Burton then gave an overview on how the DNR can work with the City of Marinette’s water treatment program to monitor the situation. 

“Because it’s not a federally-regulated contaminant, and because we do have sample results here from November of last year that were minuscule amounts, very low results, we don’t really have the authority to require more sampling,” he said. “That being said, if the city were to choose to do some investigative sampling, and wanted to work with us on what that might look like, we’d be willing to engage with the city to talk about what you really want to learn from that sampling, and then maybe go about taking those samples.” 

Marinette’s Water & Wastewater Operations Manager Warren Howard said he planned to speak to the Water & Wastewater Commission this month to recommend proposed monthly sampling of city water from three points of the water processing system to keep an eye on PFAS levels. 

“At face value, that sounds very reasonable,” Burton said. 

Stocks addressed the hold the DNR had placed on the city’s water treatment bio-solids, commonly known as sludge, and said the state was taking the “cautious approach” toward the PFAS contamination in the extracted solids, as they are typically spread on crop fields as fertilizer. 

Ward 4 Alderman Brian Walters asked what sort of effects PFAS could have on wildlife that consume contaminated surface water. Ales said there was “not a lot of data” on the topic, though PFAS are known to “bio-accumulate” within animals’ systems, which has been studied more in fish than other wildlife. He added that the DNR is working with sites around the U.S. and the world to study impacted environments and wildlife to work on a remedy for contamination. 

Ward 3 Alderman John Marx said he was concerned about local deer culls and hunts, which put venison on the shelves of local food pantries. 

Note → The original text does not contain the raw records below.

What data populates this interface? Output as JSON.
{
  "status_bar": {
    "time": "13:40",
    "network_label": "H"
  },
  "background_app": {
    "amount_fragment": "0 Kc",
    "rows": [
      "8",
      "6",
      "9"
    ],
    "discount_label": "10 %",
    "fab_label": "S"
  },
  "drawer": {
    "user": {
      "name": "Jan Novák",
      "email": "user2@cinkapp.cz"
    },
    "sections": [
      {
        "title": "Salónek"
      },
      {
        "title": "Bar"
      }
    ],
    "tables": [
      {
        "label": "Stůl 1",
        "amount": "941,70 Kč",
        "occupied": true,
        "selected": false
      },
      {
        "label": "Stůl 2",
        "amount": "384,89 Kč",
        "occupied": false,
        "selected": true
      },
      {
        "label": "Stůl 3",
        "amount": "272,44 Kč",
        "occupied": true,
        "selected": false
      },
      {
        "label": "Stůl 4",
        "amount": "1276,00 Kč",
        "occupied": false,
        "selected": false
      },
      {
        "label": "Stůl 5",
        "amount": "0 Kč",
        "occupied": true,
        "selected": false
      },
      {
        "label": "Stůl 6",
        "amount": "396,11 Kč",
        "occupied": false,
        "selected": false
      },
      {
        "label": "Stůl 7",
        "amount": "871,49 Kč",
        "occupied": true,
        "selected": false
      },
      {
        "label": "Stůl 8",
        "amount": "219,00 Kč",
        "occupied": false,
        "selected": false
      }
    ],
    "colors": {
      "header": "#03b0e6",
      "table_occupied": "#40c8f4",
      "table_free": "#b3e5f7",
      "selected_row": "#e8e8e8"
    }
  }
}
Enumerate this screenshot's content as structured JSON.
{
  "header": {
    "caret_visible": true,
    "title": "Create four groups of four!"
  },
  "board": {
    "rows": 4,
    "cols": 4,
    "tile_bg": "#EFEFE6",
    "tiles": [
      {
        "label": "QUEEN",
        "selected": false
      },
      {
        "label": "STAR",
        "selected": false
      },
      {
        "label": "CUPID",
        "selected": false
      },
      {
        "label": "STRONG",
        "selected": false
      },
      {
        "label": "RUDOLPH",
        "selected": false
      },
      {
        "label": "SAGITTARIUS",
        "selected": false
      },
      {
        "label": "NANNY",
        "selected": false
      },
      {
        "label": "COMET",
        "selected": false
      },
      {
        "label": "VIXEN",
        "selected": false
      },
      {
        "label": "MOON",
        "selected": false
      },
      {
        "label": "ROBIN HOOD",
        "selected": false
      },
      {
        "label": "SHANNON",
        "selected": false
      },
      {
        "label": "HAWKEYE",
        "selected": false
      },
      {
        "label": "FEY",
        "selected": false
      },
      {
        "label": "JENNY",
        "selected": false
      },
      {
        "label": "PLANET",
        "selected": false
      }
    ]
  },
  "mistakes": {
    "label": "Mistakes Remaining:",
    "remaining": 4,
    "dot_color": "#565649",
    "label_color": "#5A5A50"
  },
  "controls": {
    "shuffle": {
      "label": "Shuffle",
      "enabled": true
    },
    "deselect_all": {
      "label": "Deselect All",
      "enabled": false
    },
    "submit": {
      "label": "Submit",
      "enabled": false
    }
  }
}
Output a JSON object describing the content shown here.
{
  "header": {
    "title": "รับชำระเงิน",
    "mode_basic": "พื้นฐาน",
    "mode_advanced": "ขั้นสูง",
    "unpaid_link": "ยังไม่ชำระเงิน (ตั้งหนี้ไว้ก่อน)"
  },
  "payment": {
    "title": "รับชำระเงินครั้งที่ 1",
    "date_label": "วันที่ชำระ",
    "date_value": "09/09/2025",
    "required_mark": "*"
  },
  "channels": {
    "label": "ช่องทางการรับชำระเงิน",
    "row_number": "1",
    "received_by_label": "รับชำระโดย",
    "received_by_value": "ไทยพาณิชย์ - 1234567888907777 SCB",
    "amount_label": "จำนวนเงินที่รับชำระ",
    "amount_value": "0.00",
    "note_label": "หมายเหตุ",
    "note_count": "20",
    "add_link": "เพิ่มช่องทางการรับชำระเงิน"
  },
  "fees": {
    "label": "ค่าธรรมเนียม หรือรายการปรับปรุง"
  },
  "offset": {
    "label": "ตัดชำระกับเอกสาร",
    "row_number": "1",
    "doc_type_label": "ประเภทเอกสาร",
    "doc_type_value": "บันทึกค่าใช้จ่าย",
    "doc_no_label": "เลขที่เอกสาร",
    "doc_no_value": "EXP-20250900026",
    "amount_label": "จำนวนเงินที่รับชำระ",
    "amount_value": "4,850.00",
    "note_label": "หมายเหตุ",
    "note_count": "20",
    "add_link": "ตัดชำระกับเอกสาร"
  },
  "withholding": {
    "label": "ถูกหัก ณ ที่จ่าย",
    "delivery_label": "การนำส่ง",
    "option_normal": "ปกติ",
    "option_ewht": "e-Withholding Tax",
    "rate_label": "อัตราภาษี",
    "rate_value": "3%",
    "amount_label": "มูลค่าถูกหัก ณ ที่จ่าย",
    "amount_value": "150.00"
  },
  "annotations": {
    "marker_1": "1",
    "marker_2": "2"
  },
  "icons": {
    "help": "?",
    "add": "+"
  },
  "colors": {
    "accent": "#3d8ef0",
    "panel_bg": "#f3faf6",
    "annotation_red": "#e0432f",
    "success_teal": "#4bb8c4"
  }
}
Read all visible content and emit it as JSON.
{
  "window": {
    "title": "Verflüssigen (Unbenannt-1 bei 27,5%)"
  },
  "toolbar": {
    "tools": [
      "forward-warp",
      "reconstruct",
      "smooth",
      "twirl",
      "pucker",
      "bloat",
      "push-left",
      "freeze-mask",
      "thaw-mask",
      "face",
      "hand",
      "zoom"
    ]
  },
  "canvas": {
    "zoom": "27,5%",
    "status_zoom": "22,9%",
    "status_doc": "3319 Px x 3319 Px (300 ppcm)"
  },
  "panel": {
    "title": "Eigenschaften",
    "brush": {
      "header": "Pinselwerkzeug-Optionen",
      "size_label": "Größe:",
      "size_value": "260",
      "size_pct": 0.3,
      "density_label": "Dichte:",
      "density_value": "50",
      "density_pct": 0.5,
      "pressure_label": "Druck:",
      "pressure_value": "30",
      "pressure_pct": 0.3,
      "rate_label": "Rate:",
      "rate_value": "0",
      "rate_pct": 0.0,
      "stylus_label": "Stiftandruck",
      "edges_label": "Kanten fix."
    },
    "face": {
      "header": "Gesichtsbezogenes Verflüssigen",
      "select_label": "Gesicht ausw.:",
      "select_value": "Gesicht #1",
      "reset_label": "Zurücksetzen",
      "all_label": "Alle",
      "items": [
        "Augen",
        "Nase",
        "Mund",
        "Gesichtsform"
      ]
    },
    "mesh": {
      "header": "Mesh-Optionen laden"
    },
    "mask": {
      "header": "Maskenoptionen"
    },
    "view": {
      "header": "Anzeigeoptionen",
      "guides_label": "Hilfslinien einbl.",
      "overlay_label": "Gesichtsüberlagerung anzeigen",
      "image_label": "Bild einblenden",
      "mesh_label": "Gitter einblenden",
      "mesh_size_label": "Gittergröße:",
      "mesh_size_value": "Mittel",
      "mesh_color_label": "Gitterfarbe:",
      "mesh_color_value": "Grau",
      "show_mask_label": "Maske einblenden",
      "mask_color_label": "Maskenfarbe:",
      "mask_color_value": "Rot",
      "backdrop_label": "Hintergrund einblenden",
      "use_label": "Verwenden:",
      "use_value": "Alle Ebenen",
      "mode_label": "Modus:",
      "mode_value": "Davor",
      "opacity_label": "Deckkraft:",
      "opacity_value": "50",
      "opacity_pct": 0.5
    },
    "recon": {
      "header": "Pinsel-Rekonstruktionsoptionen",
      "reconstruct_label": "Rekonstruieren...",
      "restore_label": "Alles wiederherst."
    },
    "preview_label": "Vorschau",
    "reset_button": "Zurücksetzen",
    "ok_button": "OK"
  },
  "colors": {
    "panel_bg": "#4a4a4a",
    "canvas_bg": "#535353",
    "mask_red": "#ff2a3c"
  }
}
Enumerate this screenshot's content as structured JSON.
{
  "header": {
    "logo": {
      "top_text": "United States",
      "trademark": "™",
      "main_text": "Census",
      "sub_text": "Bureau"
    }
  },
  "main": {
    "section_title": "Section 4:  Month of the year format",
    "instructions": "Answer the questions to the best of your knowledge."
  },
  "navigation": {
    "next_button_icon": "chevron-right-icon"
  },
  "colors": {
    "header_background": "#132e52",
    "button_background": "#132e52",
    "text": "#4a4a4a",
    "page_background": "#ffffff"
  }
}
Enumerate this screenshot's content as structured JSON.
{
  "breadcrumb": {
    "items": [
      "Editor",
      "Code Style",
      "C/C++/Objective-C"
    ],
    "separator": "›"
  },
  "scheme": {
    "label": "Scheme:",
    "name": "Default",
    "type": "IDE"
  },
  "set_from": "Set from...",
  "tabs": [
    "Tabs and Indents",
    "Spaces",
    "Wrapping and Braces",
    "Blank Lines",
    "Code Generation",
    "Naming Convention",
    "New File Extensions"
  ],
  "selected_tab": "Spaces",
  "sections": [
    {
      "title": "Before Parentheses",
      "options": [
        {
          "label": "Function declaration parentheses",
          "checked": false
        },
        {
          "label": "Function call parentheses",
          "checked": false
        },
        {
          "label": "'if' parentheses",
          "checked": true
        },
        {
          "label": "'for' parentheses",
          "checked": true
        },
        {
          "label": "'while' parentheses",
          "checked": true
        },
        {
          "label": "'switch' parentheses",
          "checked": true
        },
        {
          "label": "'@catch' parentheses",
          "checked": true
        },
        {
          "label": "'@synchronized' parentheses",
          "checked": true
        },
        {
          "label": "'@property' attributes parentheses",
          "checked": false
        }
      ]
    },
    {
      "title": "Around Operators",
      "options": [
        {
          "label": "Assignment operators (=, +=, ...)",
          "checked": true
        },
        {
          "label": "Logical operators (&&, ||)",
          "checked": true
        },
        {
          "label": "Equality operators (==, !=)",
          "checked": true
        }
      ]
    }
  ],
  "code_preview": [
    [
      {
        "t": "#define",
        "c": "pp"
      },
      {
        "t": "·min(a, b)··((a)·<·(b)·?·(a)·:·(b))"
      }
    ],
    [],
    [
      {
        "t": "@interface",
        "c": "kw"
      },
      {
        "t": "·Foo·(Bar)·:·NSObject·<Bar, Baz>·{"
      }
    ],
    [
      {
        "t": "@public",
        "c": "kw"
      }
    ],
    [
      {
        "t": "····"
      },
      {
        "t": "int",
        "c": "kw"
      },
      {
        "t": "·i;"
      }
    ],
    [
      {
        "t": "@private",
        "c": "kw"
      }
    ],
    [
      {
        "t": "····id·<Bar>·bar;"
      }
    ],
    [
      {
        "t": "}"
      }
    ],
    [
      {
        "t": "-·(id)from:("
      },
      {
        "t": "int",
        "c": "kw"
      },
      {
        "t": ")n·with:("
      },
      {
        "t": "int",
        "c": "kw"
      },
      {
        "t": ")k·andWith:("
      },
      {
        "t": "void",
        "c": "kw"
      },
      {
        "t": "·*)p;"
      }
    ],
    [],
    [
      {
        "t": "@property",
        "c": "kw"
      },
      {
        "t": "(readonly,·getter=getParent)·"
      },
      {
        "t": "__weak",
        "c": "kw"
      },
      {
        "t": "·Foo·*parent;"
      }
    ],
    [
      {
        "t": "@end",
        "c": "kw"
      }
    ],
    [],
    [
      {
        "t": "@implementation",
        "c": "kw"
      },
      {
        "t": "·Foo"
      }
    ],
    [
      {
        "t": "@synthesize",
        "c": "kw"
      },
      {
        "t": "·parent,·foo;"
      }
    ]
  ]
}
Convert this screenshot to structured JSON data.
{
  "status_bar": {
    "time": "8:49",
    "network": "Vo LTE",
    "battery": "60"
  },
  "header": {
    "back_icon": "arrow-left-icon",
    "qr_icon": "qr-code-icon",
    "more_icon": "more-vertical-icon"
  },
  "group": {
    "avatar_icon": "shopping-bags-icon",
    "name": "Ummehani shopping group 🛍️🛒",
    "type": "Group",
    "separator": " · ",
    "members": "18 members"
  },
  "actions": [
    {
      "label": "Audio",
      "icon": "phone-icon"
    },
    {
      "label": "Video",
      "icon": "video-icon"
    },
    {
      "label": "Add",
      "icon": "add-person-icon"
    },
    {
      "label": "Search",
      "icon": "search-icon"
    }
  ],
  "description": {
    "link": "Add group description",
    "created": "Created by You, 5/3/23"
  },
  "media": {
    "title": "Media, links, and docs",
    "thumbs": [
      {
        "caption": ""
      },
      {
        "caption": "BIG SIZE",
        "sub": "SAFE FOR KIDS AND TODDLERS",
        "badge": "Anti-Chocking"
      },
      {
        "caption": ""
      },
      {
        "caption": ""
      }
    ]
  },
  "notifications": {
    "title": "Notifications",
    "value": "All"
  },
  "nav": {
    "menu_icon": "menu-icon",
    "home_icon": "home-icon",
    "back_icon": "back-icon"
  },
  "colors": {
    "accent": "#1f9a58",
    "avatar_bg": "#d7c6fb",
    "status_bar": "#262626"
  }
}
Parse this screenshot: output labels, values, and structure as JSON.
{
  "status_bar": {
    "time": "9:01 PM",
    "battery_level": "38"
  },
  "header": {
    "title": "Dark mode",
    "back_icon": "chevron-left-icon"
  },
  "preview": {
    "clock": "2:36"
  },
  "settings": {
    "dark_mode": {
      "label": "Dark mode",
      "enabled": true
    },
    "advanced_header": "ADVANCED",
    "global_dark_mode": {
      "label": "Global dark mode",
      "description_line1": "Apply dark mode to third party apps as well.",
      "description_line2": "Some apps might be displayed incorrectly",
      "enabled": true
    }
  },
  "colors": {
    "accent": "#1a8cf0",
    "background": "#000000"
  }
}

“Is this something we should discontinue?” he asked. Ales said he would take that question back to his department. 

Marx also asked how the area’s contamination compared to other sites of contamination around the country. Stocks said he was unable to give a firm answer, but he said he was aware of other contamination sites with much higher levels of PFAS contamination, citing one in lower Michigan. 

The council took no action on the topic. At the end of the meeting, Mayor Steve Genisot thanked the council members for their questions and said he would “certainly entertain” hosting another discussion with the DNR for further questions. 

In other business: 

¦ Genisot addressed a number of complaints the City of Marinette had received regarding the voting process on Tuesday, and thanked the City Clerk’s Office for the time and energy its staff and volunteers put into Election Day. 

“I cannot understate the amount of time and efforts that the clerk and her staff have put into this,” he said, referring to City Clerk Lana Bero. “We all know it was very challenging, one of the higher turnouts we’ve had in the city.” 

Genisot added that the city would take comments regarding how the voting process can be improved, and that the city looked forward to the Community REC Center’s opening to host future elections. He also encouraged city residents to vote early and skip the voting lines entirely.